Data records for software interfaces
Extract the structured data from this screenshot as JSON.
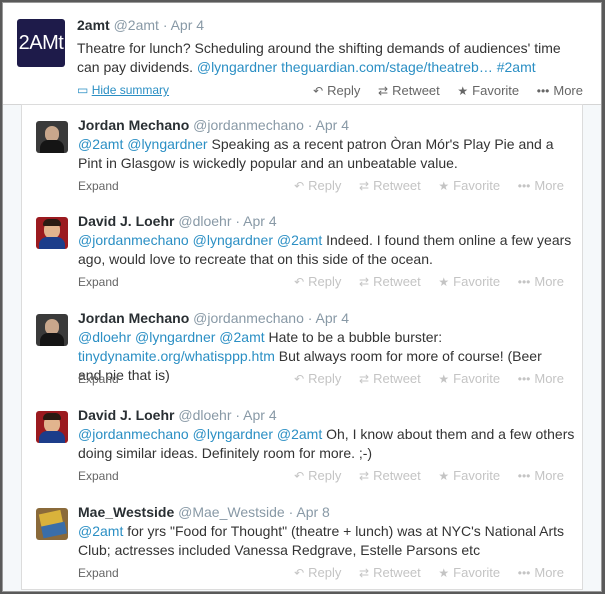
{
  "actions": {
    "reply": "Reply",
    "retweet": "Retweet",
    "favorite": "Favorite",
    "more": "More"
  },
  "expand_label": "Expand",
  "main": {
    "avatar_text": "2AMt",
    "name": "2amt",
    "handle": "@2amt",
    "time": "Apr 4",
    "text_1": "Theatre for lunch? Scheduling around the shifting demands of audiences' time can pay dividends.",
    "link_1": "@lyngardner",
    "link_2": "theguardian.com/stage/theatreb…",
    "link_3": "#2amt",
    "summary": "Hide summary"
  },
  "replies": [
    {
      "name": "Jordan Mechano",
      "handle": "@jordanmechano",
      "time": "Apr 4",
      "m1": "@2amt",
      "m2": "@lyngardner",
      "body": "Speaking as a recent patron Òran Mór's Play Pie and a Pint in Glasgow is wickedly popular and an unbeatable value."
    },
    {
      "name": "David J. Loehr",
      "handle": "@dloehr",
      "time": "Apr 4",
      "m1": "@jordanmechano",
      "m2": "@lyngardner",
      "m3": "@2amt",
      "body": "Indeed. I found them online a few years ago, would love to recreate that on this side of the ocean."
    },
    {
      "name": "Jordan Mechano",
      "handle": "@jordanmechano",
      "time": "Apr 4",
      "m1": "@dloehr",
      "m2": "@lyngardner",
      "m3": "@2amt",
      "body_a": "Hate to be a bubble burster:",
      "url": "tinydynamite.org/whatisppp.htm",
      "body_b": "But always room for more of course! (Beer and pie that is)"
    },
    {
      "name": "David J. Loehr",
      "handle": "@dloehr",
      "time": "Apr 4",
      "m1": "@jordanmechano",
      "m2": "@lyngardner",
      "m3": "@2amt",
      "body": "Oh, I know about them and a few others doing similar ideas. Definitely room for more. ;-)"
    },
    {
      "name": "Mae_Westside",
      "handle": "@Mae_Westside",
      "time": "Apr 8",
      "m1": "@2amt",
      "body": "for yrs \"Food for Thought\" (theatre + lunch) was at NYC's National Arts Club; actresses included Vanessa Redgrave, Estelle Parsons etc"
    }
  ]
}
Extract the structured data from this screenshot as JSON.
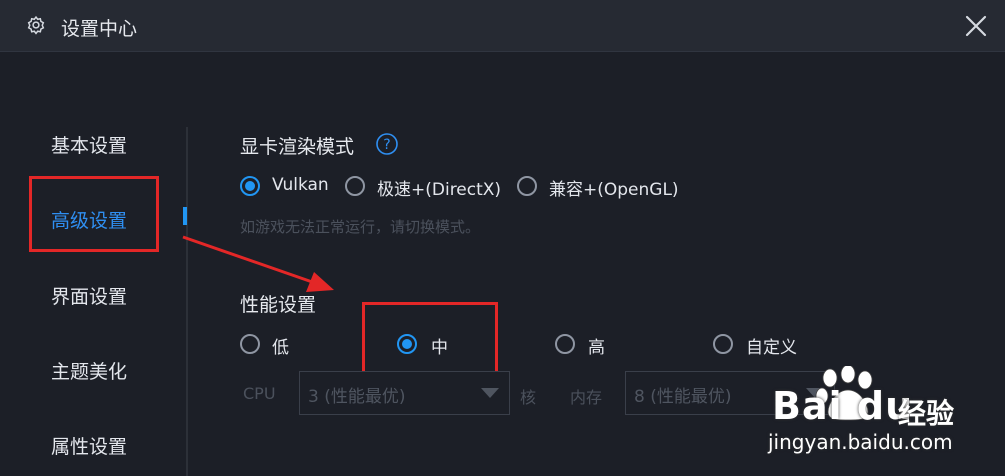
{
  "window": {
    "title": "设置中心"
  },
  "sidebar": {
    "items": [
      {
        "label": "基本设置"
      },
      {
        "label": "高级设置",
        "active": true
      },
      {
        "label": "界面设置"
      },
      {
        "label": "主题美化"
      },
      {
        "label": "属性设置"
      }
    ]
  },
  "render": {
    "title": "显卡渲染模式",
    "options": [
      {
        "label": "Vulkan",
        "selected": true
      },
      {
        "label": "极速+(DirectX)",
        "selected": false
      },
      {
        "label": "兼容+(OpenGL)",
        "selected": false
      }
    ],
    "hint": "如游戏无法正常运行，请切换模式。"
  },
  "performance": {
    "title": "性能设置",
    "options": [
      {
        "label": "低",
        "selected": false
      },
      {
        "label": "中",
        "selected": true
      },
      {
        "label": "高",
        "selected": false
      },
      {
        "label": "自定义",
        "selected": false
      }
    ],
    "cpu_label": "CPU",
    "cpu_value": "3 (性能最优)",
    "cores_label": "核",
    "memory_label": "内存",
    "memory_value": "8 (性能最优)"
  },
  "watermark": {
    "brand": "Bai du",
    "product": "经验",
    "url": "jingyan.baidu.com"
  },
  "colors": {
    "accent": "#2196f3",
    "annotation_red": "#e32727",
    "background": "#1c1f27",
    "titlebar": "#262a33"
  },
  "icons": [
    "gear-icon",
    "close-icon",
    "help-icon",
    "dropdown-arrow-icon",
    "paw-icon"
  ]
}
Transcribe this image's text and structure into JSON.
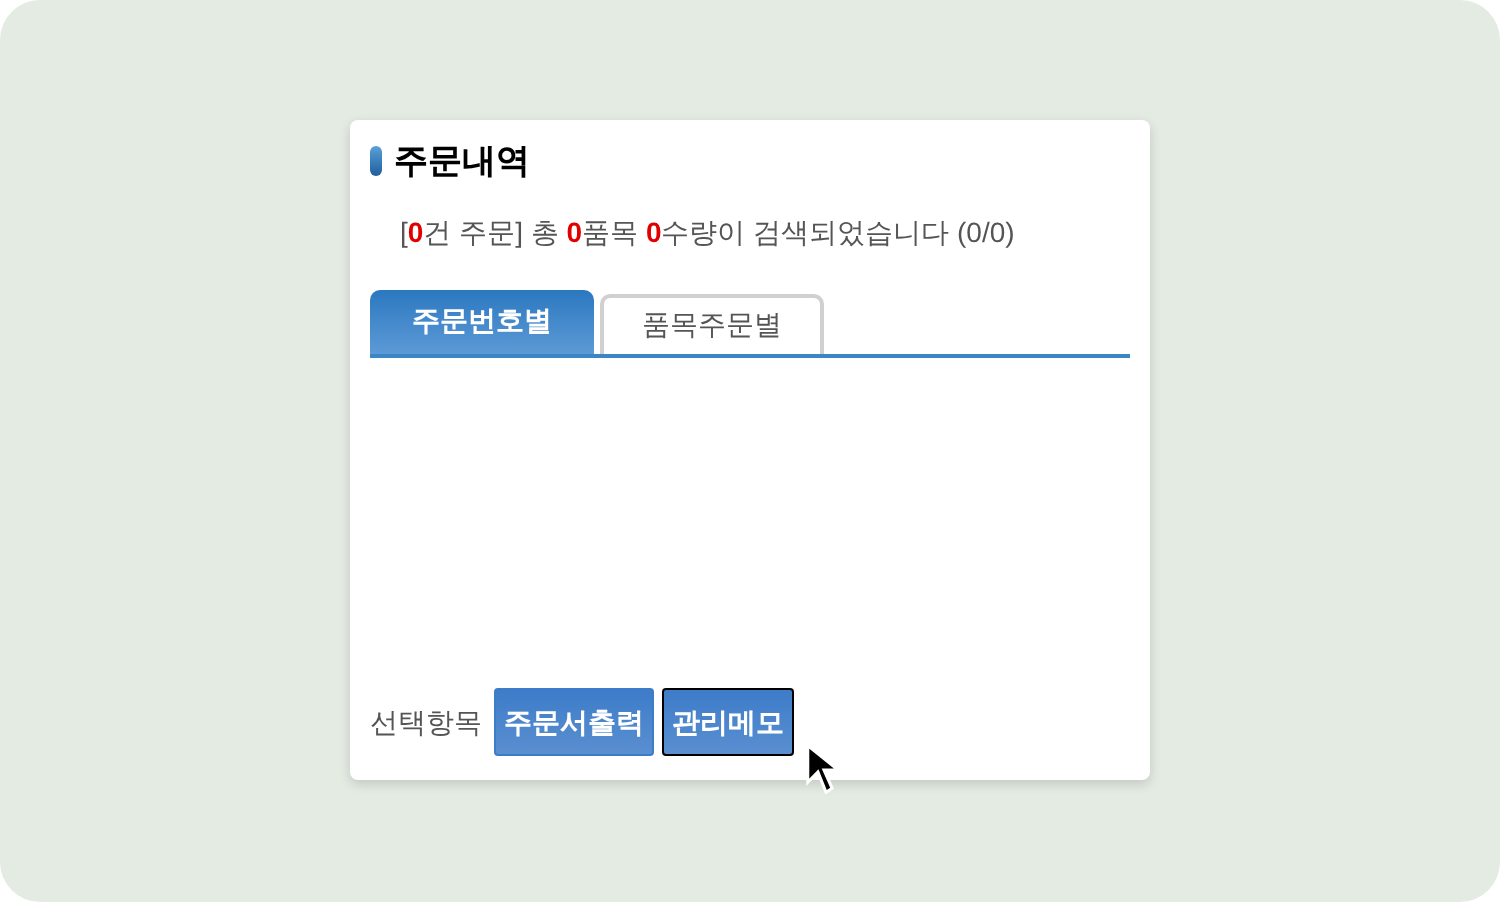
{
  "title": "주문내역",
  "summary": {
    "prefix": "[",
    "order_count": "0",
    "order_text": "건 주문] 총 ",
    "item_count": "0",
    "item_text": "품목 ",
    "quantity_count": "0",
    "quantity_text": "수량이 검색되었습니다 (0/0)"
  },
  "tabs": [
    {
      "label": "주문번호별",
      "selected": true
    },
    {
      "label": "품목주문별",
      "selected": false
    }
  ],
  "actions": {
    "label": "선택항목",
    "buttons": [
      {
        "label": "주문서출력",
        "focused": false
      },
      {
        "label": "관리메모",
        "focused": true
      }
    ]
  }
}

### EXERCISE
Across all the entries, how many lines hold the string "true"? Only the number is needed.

### EXERCISE OUTPUT
5